> [What is being asked]
The entries below are to be repeated verbatim, in full.

Records provided START

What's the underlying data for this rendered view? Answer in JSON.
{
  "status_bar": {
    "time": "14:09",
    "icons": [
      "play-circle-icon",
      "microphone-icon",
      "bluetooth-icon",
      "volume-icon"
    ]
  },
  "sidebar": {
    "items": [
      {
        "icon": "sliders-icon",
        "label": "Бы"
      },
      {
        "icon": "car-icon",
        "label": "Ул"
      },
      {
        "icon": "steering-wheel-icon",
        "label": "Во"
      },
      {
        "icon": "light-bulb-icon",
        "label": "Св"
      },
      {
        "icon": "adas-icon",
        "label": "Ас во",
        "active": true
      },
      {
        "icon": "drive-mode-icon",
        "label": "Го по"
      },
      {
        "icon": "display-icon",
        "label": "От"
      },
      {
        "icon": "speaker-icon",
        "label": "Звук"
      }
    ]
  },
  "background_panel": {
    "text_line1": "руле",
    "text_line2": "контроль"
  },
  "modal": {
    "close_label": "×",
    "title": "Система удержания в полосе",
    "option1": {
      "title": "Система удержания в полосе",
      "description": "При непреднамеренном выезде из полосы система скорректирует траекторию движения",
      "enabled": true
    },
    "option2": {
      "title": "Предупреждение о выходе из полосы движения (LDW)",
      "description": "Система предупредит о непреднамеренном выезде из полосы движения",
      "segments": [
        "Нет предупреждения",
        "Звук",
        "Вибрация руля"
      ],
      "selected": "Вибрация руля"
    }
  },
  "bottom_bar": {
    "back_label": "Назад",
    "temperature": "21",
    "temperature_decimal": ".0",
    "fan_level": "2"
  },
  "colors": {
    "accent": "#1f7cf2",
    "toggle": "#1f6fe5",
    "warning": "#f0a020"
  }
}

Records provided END

> [Completed task]
What's the underlying data for this rendered view? Answer in JSON.
{
  "status_bar": {
    "time": "14:09",
    "icons": [
      "play-circle-icon",
      "microphone-icon",
      "bluetooth-icon",
      "volume-icon"
    ]
  },
  "sidebar": {
    "items": [
      {
        "icon": "sliders-icon",
        "label": "Бы"
      },
      {
        "icon": "car-icon",
        "label": "Ул"
      },
      {
        "icon": "steering-wheel-icon",
        "label": "Во"
      },
      {
        "icon": "light-bulb-icon",
        "label": "Св"
      },
      {
        "icon": "adas-icon",
        "label": "Ас во",
        "active": true
      },
      {
        "icon": "drive-mode-icon",
        "label": "Го по"
      },
      {
        "icon": "display-icon",
        "label": "От"
      },
      {
        "icon": "speaker-icon",
        "label": "Звук"
      }
    ]
  },
  "background_panel": {
    "text_line1": "руле",
    "text_line2": "контроль"
  },
  "modal": {
    "close_label": "×",
    "title": "Система удержания в полосе",
    "option1": {
      "title": "Система удержания в полосе",
      "description": "При непреднамеренном выезде из полосы система скорректирует траекторию движения",
      "enabled": true
    },
    "option2": {
      "title": "Предупреждение о выходе из полосы движения (LDW)",
      "description": "Система предупредит о непреднамеренном выезде из полосы движения",
      "segments": [
        "Нет предупреждения",
        "Звук",
        "Вибрация руля"
      ],
      "selected": "Вибрация руля"
    }
  },
  "bottom_bar": {
    "back_label": "Назад",
    "temperature": "21",
    "temperature_decimal": ".0",
    "fan_level": "2"
  },
  "colors": {
    "accent": "#1f7cf2",
    "toggle": "#1f6fe5",
    "warning": "#f0a020"
  }
}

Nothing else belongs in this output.